Supplied data section start
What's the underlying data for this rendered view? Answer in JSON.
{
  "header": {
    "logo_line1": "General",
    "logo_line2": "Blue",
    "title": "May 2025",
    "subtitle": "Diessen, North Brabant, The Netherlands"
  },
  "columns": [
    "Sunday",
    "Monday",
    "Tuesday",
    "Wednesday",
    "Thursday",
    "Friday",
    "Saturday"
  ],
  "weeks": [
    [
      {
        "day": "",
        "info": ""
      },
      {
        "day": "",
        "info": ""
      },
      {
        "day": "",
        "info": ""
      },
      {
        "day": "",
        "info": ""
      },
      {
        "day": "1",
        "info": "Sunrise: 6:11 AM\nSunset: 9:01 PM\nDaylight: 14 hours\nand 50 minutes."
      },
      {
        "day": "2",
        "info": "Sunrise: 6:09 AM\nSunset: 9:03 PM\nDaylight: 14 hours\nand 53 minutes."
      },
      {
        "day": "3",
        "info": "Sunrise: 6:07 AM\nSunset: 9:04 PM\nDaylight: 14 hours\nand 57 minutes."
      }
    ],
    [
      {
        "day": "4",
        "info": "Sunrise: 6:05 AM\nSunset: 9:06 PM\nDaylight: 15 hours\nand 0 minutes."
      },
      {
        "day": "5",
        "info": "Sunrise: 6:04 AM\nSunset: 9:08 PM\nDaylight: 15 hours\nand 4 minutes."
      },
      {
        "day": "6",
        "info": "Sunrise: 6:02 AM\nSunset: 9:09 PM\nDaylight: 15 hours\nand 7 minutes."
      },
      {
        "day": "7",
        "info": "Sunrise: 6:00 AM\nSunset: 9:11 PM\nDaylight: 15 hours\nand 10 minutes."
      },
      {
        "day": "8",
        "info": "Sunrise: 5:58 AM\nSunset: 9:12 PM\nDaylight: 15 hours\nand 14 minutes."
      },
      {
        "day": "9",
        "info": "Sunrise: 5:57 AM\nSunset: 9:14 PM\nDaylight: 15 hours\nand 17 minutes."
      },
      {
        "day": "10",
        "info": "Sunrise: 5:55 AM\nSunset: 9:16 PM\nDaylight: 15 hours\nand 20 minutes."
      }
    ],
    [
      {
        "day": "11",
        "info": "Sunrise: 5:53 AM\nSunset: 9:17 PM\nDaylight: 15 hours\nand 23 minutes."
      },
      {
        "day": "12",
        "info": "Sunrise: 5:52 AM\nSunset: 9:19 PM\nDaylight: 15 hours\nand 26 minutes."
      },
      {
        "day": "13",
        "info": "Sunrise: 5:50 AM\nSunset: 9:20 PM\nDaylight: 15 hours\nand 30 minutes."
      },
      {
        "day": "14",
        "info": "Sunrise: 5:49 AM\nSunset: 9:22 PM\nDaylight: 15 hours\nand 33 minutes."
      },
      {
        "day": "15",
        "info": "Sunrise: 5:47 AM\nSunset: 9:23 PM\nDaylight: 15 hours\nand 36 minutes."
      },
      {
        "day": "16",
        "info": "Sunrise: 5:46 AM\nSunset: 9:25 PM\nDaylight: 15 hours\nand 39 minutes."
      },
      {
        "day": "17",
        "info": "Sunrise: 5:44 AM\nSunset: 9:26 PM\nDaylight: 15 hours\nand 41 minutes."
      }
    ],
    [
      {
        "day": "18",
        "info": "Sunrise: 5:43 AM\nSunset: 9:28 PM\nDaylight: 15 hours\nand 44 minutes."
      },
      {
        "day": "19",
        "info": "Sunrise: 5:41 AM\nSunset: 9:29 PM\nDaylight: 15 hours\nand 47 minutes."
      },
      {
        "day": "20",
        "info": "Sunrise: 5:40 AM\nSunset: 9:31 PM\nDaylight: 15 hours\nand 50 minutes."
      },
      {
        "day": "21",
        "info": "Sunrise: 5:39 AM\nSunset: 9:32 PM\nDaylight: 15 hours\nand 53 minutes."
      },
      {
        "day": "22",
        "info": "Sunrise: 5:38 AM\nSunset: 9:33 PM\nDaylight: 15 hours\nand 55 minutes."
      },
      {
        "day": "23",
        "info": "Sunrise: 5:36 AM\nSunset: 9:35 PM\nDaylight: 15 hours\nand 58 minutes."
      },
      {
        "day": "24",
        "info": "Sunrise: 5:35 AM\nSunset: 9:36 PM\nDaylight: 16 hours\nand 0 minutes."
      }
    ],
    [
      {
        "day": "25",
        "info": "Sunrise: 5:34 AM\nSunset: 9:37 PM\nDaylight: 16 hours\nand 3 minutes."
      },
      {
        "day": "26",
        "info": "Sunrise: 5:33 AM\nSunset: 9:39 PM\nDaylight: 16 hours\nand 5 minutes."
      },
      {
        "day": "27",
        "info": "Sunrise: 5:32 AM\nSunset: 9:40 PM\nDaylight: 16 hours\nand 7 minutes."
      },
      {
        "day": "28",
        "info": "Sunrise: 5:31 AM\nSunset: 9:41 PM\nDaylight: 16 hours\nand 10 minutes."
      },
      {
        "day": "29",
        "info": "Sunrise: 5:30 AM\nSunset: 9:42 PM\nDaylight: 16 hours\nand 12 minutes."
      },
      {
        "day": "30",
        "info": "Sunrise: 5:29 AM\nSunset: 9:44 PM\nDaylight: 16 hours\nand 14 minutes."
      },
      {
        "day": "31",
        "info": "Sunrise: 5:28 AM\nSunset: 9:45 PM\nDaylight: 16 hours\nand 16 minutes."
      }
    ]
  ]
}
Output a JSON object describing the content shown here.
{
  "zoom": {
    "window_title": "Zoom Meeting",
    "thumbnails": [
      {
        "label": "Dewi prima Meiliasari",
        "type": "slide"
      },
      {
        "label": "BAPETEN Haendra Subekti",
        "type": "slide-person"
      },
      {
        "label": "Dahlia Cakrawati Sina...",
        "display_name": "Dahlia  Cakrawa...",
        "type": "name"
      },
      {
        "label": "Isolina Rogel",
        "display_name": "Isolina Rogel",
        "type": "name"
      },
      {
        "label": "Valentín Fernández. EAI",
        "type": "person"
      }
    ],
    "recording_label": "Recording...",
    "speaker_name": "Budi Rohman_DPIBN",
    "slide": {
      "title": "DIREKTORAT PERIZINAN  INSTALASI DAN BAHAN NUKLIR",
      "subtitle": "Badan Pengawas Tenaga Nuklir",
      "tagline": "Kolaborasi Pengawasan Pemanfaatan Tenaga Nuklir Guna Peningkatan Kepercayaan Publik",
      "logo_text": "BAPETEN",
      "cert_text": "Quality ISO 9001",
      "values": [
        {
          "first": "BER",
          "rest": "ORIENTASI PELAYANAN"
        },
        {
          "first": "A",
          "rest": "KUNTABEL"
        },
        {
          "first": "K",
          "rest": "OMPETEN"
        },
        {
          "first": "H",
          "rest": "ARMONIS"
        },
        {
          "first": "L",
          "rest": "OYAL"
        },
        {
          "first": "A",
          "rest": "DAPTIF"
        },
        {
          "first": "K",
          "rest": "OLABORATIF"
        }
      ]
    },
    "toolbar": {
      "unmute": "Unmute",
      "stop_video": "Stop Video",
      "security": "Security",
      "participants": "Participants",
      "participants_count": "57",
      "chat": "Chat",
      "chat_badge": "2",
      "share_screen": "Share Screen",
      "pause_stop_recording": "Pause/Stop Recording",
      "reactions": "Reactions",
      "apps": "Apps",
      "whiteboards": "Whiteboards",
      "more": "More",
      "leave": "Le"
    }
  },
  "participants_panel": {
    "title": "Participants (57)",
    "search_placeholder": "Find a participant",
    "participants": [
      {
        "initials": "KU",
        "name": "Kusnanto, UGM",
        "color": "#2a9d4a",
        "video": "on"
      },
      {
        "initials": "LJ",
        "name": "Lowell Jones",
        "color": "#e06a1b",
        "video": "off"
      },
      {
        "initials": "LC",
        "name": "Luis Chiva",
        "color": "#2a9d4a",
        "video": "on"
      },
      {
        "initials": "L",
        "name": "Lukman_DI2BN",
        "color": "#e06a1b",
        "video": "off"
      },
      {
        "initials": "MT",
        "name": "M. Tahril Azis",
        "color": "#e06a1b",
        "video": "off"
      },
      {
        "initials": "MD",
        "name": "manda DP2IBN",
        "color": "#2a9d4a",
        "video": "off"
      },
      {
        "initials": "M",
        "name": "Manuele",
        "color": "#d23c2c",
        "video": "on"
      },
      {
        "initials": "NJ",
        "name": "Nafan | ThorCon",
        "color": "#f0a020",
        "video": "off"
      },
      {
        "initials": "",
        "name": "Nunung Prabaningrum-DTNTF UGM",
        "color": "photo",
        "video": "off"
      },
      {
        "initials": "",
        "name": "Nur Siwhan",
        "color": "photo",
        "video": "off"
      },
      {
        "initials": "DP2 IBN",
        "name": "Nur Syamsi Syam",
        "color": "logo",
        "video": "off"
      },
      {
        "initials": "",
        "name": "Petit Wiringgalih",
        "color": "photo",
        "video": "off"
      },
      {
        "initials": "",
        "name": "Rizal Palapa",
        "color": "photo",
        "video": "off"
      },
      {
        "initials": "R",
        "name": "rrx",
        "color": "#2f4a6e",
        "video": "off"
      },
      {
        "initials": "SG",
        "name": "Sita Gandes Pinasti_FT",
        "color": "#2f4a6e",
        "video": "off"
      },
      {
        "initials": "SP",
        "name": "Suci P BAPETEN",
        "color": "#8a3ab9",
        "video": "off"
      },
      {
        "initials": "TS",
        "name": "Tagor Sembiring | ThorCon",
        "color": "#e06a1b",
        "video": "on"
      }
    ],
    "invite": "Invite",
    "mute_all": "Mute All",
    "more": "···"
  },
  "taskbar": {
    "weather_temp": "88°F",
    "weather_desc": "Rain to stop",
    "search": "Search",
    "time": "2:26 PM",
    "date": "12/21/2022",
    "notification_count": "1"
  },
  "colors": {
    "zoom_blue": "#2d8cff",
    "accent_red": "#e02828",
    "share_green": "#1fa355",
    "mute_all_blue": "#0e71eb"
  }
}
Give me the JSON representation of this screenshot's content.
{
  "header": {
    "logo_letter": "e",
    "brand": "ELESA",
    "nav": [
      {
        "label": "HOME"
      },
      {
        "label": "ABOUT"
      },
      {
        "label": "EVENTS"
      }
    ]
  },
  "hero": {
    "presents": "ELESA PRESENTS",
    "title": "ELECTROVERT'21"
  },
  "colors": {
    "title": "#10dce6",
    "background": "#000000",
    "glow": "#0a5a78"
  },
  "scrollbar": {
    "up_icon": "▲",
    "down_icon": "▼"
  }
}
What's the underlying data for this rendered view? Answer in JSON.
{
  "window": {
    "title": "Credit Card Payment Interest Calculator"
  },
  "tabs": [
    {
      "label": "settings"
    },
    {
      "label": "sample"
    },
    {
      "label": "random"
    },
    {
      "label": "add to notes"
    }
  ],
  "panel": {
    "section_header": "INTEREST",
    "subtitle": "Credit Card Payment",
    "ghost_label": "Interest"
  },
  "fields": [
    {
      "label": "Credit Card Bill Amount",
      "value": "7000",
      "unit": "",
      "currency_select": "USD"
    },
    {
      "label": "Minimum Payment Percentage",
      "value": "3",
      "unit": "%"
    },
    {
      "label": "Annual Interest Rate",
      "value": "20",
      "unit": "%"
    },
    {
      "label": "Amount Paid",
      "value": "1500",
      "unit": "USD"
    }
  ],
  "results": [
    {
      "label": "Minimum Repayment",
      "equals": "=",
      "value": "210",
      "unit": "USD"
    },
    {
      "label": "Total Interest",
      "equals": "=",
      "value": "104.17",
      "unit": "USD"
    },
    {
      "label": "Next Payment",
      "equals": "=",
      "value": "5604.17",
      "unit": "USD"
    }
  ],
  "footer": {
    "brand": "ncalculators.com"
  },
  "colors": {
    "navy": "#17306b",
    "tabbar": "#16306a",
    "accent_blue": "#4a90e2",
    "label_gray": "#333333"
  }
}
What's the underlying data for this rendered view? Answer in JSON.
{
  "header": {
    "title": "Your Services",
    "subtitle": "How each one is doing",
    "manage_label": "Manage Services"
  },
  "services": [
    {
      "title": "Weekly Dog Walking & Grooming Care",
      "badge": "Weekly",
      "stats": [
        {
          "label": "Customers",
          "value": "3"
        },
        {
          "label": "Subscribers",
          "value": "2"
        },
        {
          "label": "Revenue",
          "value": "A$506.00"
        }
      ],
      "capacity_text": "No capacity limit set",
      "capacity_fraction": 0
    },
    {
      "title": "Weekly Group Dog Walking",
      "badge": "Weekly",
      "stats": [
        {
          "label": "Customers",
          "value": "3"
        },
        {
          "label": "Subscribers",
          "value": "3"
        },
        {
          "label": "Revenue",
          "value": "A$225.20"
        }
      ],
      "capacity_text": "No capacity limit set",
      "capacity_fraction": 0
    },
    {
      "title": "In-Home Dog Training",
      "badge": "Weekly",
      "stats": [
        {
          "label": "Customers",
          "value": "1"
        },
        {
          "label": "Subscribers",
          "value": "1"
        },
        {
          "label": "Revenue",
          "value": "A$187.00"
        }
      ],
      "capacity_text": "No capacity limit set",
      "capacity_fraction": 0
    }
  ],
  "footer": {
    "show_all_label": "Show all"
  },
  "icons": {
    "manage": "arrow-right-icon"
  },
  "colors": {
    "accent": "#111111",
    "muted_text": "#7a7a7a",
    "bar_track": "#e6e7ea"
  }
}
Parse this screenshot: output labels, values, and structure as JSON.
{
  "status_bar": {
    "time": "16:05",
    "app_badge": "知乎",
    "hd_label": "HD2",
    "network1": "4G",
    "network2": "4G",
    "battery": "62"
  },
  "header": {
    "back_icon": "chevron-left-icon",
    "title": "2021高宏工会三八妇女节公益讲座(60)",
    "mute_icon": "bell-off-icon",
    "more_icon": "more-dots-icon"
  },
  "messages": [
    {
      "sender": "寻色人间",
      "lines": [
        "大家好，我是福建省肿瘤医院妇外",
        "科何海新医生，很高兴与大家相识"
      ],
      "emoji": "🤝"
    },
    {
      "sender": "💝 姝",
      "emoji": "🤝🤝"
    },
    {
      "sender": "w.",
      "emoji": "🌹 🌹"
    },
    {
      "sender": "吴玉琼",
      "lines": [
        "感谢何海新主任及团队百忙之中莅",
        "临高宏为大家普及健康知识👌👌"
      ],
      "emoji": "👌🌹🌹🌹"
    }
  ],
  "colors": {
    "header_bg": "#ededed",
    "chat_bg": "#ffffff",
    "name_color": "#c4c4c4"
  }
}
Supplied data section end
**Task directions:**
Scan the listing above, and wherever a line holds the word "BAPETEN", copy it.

**Exercise solution:**
        "label": "BAPETEN Haendra Subekti",
      "logo_text": "BAPETEN",
        "name": "Suci P BAPETEN",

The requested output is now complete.